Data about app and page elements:
▼
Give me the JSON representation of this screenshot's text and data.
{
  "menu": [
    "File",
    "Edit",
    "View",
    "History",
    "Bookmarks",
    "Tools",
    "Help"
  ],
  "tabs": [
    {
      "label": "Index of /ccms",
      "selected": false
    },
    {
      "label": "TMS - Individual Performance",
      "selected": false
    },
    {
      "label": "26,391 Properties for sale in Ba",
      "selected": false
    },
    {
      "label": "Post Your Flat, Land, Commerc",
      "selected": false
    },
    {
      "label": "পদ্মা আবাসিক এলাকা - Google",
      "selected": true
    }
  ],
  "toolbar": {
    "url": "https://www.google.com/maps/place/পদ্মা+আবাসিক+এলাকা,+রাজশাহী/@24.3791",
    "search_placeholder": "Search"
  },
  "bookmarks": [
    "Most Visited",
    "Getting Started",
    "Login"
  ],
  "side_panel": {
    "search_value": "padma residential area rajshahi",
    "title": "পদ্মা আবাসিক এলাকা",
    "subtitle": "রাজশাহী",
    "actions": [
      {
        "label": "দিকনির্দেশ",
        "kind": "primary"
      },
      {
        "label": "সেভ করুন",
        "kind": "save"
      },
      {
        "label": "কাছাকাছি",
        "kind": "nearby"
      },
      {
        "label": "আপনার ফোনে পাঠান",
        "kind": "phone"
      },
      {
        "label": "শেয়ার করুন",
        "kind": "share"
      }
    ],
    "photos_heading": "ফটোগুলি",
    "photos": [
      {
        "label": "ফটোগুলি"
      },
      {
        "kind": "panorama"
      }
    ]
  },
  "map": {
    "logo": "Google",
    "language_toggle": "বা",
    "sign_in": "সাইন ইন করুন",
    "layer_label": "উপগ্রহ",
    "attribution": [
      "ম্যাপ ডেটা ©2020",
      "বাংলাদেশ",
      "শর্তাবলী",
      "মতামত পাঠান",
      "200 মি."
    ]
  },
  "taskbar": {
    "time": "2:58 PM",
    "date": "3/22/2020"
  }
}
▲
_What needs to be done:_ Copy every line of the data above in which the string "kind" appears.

_Solved exercise:_
        "kind": "primary"
        "kind": "save"
        "kind": "nearby"
        "kind": "phone"
        "kind": "share"
        "kind": "panorama"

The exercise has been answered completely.